▸ Dataset content
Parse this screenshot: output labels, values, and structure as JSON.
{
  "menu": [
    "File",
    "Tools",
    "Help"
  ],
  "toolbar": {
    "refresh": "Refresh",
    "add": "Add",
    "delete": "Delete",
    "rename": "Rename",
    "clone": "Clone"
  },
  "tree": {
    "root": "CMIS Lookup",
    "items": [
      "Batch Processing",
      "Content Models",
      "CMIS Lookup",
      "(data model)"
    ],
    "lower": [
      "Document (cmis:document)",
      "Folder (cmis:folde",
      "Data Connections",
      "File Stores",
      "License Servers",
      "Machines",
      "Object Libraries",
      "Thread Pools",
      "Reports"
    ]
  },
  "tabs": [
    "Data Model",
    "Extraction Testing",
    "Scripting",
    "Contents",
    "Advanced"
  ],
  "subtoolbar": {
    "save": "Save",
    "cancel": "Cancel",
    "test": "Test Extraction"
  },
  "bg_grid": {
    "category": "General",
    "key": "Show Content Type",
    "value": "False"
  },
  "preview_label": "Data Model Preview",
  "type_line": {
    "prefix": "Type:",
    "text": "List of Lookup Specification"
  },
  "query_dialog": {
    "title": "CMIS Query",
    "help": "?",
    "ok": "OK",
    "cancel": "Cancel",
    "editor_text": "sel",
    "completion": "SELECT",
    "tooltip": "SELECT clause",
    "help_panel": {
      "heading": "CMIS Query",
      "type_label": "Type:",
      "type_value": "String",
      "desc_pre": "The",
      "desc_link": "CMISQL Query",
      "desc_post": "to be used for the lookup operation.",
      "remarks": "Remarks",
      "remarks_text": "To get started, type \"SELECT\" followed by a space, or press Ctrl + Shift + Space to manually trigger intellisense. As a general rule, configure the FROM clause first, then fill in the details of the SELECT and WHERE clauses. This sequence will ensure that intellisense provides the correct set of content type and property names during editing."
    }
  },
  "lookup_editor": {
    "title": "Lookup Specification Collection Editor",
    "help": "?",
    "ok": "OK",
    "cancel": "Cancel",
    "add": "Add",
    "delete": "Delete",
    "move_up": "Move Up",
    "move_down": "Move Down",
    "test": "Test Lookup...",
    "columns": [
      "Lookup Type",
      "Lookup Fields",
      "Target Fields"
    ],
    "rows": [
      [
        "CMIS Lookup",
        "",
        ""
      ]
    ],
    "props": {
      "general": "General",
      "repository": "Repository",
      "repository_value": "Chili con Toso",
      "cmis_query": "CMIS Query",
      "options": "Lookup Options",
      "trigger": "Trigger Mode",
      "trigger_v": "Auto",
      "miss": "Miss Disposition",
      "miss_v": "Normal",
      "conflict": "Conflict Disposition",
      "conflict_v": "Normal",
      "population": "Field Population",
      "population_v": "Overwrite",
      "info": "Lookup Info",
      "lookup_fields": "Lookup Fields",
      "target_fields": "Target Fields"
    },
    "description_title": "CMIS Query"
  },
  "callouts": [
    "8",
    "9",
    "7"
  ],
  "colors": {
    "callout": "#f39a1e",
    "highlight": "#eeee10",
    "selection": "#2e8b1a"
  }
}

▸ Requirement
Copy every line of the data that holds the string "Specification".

▸ Solution for this problem
    "text": "List of Lookup Specification"
    "title": "Lookup Specification Collection Editor",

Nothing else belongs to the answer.